= WHAT YOU SHOULD DO =
Pull every line that holds the word "Shared" from the entries.

= PROVIDED ENTRIES =
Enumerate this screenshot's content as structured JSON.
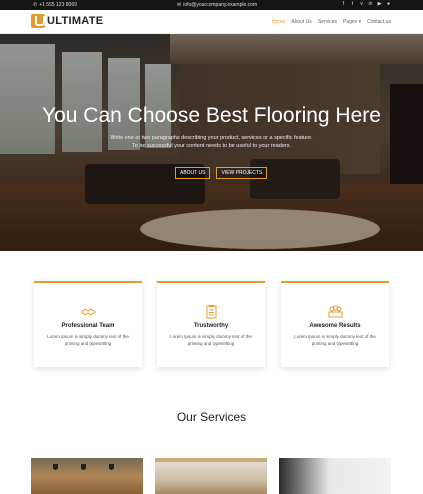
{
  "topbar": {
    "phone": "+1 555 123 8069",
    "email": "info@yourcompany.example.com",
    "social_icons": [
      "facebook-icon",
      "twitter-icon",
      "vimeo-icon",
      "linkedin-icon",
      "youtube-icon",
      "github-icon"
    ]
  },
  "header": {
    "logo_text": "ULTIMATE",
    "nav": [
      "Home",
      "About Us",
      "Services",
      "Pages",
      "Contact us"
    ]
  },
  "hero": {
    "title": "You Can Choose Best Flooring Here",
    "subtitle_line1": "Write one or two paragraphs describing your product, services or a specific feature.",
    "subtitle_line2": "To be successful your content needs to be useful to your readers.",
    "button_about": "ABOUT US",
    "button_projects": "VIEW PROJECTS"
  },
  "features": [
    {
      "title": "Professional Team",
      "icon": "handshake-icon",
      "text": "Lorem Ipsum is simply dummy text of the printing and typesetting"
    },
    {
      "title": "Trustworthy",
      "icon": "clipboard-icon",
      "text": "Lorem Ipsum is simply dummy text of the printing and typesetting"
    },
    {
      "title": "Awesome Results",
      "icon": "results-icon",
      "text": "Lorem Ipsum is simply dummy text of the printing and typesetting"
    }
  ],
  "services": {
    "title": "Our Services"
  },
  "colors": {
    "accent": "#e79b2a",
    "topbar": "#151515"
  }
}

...

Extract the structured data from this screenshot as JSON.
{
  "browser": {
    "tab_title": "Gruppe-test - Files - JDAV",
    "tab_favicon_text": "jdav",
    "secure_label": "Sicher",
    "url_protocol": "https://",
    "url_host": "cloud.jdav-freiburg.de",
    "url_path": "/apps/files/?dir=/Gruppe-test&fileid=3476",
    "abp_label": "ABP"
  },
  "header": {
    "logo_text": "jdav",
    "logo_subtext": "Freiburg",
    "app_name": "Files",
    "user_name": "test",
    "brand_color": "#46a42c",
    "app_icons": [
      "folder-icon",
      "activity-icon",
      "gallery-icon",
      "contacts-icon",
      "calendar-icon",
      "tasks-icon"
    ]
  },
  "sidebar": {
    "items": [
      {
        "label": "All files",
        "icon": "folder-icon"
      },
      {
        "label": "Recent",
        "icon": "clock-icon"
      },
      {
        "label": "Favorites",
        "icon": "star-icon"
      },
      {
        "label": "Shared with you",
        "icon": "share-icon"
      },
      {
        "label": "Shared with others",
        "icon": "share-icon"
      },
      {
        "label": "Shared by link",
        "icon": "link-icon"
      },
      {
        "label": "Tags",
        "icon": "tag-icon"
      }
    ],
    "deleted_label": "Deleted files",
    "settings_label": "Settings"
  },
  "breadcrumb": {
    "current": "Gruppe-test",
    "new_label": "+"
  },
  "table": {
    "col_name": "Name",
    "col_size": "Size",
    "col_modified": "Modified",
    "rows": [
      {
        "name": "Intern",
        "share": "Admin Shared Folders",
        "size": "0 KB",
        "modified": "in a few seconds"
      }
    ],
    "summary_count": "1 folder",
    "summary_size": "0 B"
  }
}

= ANSWER TO THIS TASK =
        "label": "Shared with you",
        "label": "Shared with others",
        "label": "Shared by link",
        "share": "Admin Shared Folders",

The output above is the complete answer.